Hoy Tod, or Thai-style crispy oyster omelette

Hoy Tod - หอยทอด

at Wang Lang Market

Crispy, oily, fatty, delicious! Hoy tod is one of my all-time favorite Thai dishes! A crispy omelette of egg, batter and sweet juicy oysters is fried up in a cast-iron pan and arrives sizzling and steaming hot and fresh in front of you. Hoy tod is often served at pad Thai restaurants, and is a classic dish from Bangkok / central Thai cuisine.

Thai hoy tod on a cast iron skillet

Hoy tod can be made with either oysters or mussels, but I prefer the version with oysters. Sometimes I find mussels a little too tough, but fresh Thai oysters are always delicious. Bangkok sits right on the coast, and the seafood here is always super fresh!

Hoy tod starts out with a thick batter made from starchy rice flour and eggs. Generous portions (and I do mean lots and lots of fresh, sweet oysters!) are whipped into the heavy batter, which is poured onto a heavily-oiled pan and left to fry until crispy on the outside and soft on the inside.

Hoy Tod (crispy fried oyster omelette) - 80 THB

The dish is usually served over a bed of fresh beansprouts and topped with fresh green onions and the optional sweet chili sauce (recommended!).

I found this particular dish at the Wang Lang market in Bangkok, but you can order hoy tod all over the city at food courts and street markets wherever pad thai is found.

Wang Lang Market

80 THB ($2.50)

Unfortunately, I lost the name of the restaurant. It's located in the famous Wang Lang Market near Wat Rakhang Temple and Siriraj Hospital on the Thonburi side of the river in Bangkok, Thailand. The market itself is a foodie's paradise, and is one of the best less-known spots to find some amazing Bangkok street food.

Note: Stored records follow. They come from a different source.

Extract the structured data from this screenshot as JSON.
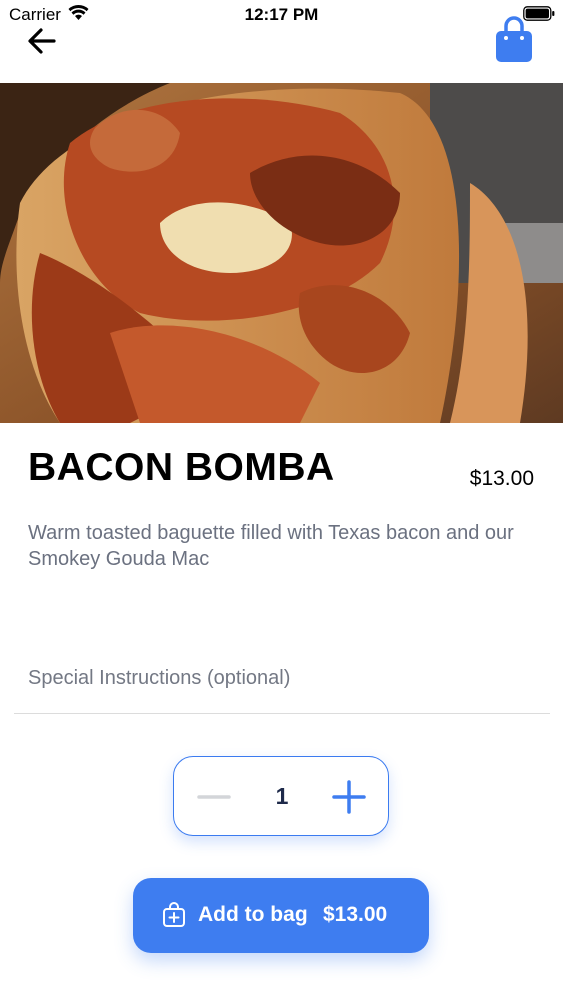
{
  "status_bar": {
    "carrier": "Carrier",
    "time": "12:17 PM"
  },
  "header": {
    "back_icon": "arrow-left-icon",
    "bag_icon": "shopping-bag-icon",
    "accent": "#3e7df0"
  },
  "product": {
    "title": "BACON BOMBA",
    "price": "$13.00",
    "description": "Warm toasted baguette filled with Texas bacon and our Smokey Gouda Mac"
  },
  "instructions": {
    "placeholder": "Special Instructions (optional)"
  },
  "quantity": {
    "value": "1",
    "minus_icon": "minus-icon",
    "plus_icon": "plus-icon"
  },
  "add_button": {
    "label": "Add to bag",
    "price": "$13.00",
    "icon": "bag-plus-icon"
  }
}
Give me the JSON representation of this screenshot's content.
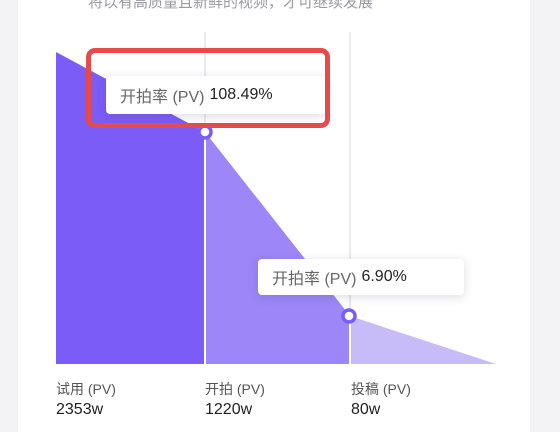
{
  "header": {
    "top_text": "将以有高质量且新鲜的视频，才可继续发展"
  },
  "colors": {
    "stage1": "#7b5cf7",
    "stage2": "#9c86f8",
    "stage3": "#c8bcf8",
    "divider": "#e2e2e8",
    "highlight": "#e84a4a"
  },
  "tooltips": [
    {
      "label": "开拍率 (PV)",
      "value": "108.49%"
    },
    {
      "label": "开拍率 (PV)",
      "value": "6.90%"
    }
  ],
  "stages": [
    {
      "label": "试用 (PV)",
      "value": "2353w"
    },
    {
      "label": "开拍 (PV)",
      "value": "1220w"
    },
    {
      "label": "投稿 (PV)",
      "value": "80w"
    }
  ]
}
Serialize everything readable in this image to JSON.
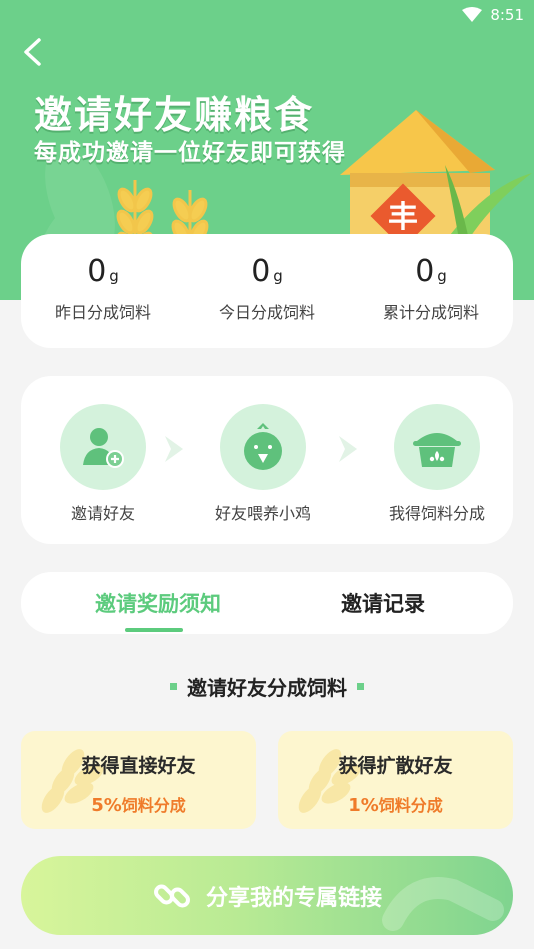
{
  "status_bar": {
    "time": "8:51",
    "wifi_icon": "wifi-icon"
  },
  "header": {
    "back_icon": "back-arrow-icon",
    "title": "邀请好友赚粮食",
    "subtitle": "每成功邀请一位好友即可获得",
    "barn_sign": "丰"
  },
  "stats": [
    {
      "value": "0",
      "unit": "g",
      "label": "昨日分成饲料"
    },
    {
      "value": "0",
      "unit": "g",
      "label": "今日分成饲料"
    },
    {
      "value": "0",
      "unit": "g",
      "label": "累计分成饲料"
    }
  ],
  "steps": [
    {
      "icon": "add-user-icon",
      "label": "邀请好友"
    },
    {
      "icon": "chick-icon",
      "label": "好友喂养小鸡"
    },
    {
      "icon": "feed-pot-icon",
      "label": "我得饲料分成"
    }
  ],
  "tabs": {
    "active": "邀请奖励须知",
    "inactive": "邀请记录"
  },
  "section": {
    "title": "邀请好友分成饲料"
  },
  "rewards": [
    {
      "title": "获得直接好友",
      "percent": "5%",
      "suffix": "饲料分成"
    },
    {
      "title": "获得扩散好友",
      "percent": "1%",
      "suffix": "饲料分成"
    }
  ],
  "share_button": {
    "label": "分享我的专属链接",
    "icon": "link-icon"
  },
  "colors": {
    "primary_green": "#6cd08a",
    "tab_active": "#5ccb7d",
    "reward_orange": "#ef7b2a",
    "reward_bg": "#fdf6cf"
  }
}
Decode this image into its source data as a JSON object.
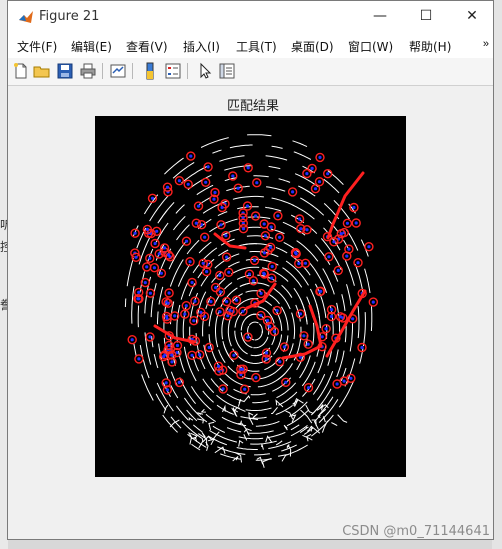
{
  "window": {
    "title": "Figure 21",
    "controls": {
      "minimize": "—",
      "maximize": "☐",
      "close": "✕"
    }
  },
  "menu": {
    "items": [
      "文件(F)",
      "编辑(E)",
      "查看(V)",
      "插入(I)",
      "工具(T)",
      "桌面(D)",
      "窗口(W)",
      "帮助(H)"
    ],
    "overflow": "»"
  },
  "toolbar": {
    "buttons": [
      "new-figure-icon",
      "open-folder-icon",
      "save-icon",
      "print-icon",
      "link-icon",
      "colorbar-icon",
      "legend-icon",
      "pointer-icon",
      "property-inspector-icon"
    ]
  },
  "figure": {
    "title": "匹配结果"
  },
  "background": {
    "left_glyphs": [
      "听",
      "控",
      "誊"
    ]
  },
  "watermark": "CSDN @m0_71144641",
  "colors": {
    "marker_red": "#ff2020",
    "marker_blue": "#2030ff",
    "ridge": "#ffffff",
    "axes_bg": "#000000"
  }
}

Travel Tips
After eating, spend an hour or so at the nearby Wat Rakhang (the Temple of the Bell), a beautiful royal-grade temple of the second class that sits along the banks of the Chaophraya River across from the Grand Palace. The temple is best known for the huge bronze statue of Somdej Toh, a famous 19th century monk, that sits looking out across the river. 

a bronze statue of Somdej Toh, Wat Rakhang, Bangkok
a bronze statue of Somdej Toh, Wat Rakhang, Bangkok

It is FREE to visit Wat Rakhang, but you should be sure to dress politely and respectfully if you want to enter the temple buildings.